Not so long ago, dot-com parties were spirited celebrations of a start-up's life cycle, marking milestones like Web site launches, the receipt of fat checks from venture capitalists, a move into new offices, even anniversaries. But times have changed. Welcome to the latest class of dot-com gathering: the wake.
Friday night, a handful of former employees of the Ocean Channel opened their empty South of Market live-and-work space to throw an "unlaunch" party." Ocean.com -- described as the site for "everything ocean" -- never surfaced. But plenty of mourners and partyers in search of free drinks came to lament what could have been -- and commiserate about their own job losses.
It was hard to tell that the $3,500-per-month loft -- about the size of a comfortable studio apartment -- had been home to a bustling Web start-up only weeks before. Desks, chairs, computers, printers, copiers and assorted office detritus had been auctioned off on eBay. The floor-to-ceiling shelves covering one wall were bare, save for three small boxes of now-useless business cards. Even the phones were disconnected, forcing the party's hosts to trek downstairs to let in guests who announced their arrival via cellphones.
Listening to Ocean.com's former employees describe their site's would-be niche, you can almost chart the company's trajectory from idealism to shipwreck. Describing the Ocean.com venture as "the Discovery Channel for water," Vin Diec, former vice president of operations, sounded sad: "I thought we had a sure thing," he said.
Their intentions were good. Passing a tray of toasted bagel bites from Costco, Jonathan Bates, former vice president of product development, recalled how he had joined Ocean.com following a string of go-nowhere Internet experiments, including a stint at Comedyworld.com. Before Ocean.com, Bates was just another Internet cynic: "My heart wasn't in it at all." He was considering opening up a falafel stand in midtown Manhattan when a call from Matt Comyns hooked him. "He said this would be environmental, that we'd educate the next generation about the ocean," Bates said. "We had a commitment to being pure, clean and good. It would be about educating children and doing good, not necessarily offering e-commerce at every turn."
That kind of earnestness may have moved investors in February, but by March they were singing a different tune. Venture capitalists "don't have the patience," said Comyns, a senior vice president at CNet who had served as an angel investor and board member at Ocean.com. "Before, it was the sky is the limit. Now they don't have three weeks, let alone three years, to see you get to profitability. The risk was too great."

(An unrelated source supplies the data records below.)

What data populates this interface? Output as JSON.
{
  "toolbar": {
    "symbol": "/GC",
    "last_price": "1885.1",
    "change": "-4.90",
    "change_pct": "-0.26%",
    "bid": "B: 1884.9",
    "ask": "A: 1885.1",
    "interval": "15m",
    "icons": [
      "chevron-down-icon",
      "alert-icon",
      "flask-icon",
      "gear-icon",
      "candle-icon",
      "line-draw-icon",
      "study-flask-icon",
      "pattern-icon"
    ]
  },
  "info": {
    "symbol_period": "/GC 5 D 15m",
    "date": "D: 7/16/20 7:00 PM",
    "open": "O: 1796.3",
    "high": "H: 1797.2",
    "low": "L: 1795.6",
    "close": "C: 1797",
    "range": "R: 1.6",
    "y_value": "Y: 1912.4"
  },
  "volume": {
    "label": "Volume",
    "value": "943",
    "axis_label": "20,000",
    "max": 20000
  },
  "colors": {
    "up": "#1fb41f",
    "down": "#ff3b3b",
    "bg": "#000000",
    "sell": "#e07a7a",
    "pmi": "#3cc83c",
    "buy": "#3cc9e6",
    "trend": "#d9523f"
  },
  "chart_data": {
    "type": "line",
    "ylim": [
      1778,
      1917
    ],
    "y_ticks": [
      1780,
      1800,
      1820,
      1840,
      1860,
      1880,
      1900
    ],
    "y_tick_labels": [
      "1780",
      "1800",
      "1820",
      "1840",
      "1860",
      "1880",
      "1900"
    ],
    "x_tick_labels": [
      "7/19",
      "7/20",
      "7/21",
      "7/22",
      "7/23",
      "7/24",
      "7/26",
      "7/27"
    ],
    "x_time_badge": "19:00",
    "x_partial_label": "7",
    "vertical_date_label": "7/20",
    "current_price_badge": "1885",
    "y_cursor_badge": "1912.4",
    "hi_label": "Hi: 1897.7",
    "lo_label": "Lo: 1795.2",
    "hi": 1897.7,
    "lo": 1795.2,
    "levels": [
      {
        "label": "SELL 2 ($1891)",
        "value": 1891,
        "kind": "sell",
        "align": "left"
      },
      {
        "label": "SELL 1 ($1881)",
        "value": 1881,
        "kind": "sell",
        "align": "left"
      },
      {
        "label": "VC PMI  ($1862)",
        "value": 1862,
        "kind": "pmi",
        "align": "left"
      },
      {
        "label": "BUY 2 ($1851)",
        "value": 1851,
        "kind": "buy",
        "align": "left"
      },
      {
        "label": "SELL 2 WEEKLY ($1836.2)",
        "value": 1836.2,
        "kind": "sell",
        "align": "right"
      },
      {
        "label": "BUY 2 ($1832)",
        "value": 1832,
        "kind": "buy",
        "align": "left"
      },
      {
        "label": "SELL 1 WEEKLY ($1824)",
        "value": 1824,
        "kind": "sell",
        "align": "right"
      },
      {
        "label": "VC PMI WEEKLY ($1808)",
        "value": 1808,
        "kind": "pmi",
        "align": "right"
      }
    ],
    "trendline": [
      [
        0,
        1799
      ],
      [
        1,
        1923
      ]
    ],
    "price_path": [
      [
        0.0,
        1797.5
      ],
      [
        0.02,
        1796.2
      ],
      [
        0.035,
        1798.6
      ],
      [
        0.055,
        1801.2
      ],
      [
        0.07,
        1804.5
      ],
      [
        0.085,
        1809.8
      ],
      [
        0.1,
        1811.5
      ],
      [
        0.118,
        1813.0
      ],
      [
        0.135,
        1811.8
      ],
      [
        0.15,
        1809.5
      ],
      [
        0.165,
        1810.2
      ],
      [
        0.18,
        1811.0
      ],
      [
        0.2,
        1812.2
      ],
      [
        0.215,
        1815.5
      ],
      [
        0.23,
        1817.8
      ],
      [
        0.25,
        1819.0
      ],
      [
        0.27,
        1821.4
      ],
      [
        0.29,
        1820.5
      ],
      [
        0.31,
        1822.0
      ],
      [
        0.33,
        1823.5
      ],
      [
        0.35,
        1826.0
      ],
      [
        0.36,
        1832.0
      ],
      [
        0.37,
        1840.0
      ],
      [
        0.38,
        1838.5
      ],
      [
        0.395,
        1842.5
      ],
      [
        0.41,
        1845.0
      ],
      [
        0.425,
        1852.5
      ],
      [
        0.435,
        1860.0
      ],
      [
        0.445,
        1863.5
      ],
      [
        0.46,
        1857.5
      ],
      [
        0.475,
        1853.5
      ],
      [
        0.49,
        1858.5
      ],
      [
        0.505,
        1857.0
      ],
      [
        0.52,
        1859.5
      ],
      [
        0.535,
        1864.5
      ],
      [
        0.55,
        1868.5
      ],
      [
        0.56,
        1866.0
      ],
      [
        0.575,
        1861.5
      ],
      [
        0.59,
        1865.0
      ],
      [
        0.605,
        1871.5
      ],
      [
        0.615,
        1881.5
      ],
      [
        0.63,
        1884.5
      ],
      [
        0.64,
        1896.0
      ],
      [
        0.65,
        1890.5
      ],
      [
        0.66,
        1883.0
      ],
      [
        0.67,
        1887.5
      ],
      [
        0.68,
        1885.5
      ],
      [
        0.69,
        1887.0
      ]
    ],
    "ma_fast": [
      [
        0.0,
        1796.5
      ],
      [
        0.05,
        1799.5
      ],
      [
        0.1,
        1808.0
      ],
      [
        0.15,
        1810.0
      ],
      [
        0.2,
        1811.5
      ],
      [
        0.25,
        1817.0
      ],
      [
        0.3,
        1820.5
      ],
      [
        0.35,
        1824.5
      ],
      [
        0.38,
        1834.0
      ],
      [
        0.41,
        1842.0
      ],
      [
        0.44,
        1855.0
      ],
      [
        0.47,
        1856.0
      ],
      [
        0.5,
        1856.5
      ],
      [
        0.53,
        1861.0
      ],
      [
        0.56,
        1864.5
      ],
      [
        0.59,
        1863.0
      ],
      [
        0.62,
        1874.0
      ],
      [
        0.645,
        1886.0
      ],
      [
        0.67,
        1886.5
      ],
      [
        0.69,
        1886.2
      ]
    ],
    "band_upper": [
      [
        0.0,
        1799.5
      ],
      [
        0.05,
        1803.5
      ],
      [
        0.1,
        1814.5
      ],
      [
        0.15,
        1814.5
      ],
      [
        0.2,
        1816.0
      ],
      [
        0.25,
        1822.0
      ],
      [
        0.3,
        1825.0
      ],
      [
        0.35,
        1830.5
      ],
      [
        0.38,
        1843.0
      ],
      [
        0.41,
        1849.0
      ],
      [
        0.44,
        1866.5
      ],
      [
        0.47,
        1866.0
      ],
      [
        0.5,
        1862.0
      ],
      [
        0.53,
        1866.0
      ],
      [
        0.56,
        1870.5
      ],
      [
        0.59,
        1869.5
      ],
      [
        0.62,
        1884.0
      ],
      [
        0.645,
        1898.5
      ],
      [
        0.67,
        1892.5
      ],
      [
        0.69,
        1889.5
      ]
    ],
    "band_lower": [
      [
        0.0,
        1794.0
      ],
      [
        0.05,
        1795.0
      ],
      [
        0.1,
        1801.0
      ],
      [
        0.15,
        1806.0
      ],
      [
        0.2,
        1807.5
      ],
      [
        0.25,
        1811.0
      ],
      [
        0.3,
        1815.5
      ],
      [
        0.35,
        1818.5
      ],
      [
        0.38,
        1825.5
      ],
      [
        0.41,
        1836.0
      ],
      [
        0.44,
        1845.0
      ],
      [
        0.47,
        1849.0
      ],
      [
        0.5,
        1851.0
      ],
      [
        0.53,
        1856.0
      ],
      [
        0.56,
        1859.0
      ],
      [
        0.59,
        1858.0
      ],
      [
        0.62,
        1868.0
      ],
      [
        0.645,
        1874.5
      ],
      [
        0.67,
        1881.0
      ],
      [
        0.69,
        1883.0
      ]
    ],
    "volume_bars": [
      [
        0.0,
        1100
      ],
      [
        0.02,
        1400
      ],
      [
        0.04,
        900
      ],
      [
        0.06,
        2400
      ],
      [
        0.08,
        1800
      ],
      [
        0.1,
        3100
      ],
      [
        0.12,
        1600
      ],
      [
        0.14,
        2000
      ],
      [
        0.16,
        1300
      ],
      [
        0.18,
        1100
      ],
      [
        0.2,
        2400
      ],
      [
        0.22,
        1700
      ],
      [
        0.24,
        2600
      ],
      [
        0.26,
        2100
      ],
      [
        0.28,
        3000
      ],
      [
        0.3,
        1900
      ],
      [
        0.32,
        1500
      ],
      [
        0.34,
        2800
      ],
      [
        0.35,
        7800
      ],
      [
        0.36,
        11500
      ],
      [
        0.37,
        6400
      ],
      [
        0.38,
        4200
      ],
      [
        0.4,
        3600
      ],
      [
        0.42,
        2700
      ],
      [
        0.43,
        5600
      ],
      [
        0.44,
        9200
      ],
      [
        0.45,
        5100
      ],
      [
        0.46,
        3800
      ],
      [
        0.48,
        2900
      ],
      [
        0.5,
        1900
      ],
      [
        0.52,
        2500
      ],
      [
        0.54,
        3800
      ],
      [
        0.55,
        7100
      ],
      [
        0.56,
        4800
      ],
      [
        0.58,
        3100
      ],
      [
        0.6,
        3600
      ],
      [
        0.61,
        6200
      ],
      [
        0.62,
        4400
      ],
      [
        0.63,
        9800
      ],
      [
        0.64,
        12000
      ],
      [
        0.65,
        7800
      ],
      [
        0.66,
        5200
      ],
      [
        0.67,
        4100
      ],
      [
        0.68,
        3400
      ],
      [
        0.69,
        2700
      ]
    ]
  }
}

Comyns didn't want the Ocean Channel to be another cash-hemorrhaging start-up like Space.com. "Who wouldn't love $60 million," he mused, "but we knew we had to start somewhat small."
Comyns was convinced that a tightly run content company could support itself on advertising. But before that could happen -- and before Ocean.com could acquire the $4 million in series A funding it needed to create the broadband programming its founders envisioned -- the start-up went through $500,000 in seed funding.
A sizable chunk went toward the purchase of the domain name alone. More precious cash was funneled into the production of the gorgeous bit of Flash animation that greets visitors to the expensive URL.
Apparently, only the San Francisco office has closed. The founder and CEO of Ocean.com, a marine biologist from Santa Barbara, isn't ready to give up on the dream just yet. Michael Hanrahan (who, strangely, was not invited to the wake) says he's still trying to raise money for his "ocean portal." But wooing investors has always been a challenge.
Despite the interest Comyns and Bates said they received from V.C.s, none were willing to fund the site. "It did have aspirations to be a do-good vehicle, and with certain investors it resonated really well," explained Comyns. "But it wasn't enough, at least during this time period."
It was time to cut bait.
There were no candles burning, no floral arrangements, no morose organ music. Even though almost everyone had been touched by the downturn, the guests were able to laugh at others' tales of woe.
"I just got laid off," said Jennifer O'Donnell, who until three weeks ago had been a site producer at E-greetings.com. (Vin Diec burst into laughter at that. "I interviewed there!" he said.) E-greetings executives called an all-hands meeting and told employees they'd meet individually with their managers to learn whether they were in or out. "I walked into the room and saw the box of Kleenex and a white envelope and I knew," Jennifer said brightly, as though she was describing what she had for lunch rather than her layoff. "It's not so bad because it's happening to all my friends," she said. Her next gig? She wants to join another dot-com.
One partygoer -- a principal in his early 30s at an Internet advertising firm -- related how he had been preparing a case study of one of his clients at an upcoming industry conference; it would now be a eulogy. The client? Pets.com. O'Donnell regrets its demise. "I adopted a kitten this summer and ordered a bunch of stuff from them," she said.
The Internet needs more Jennifer O'Donnells.
Despite the initial cheer, a palpable gloom set in at the unlaunch party as the evening wore on. The turning point came when one partyer started handing out brochures for a Web job-hunting resource called Flipdog.com. "A lot of us here are in between jobs," he explained. People started heading for the door.
"It's a bad time to be in the content business," Bates said wistfully. After a second he added, "It's a bad time to be in the Internet business."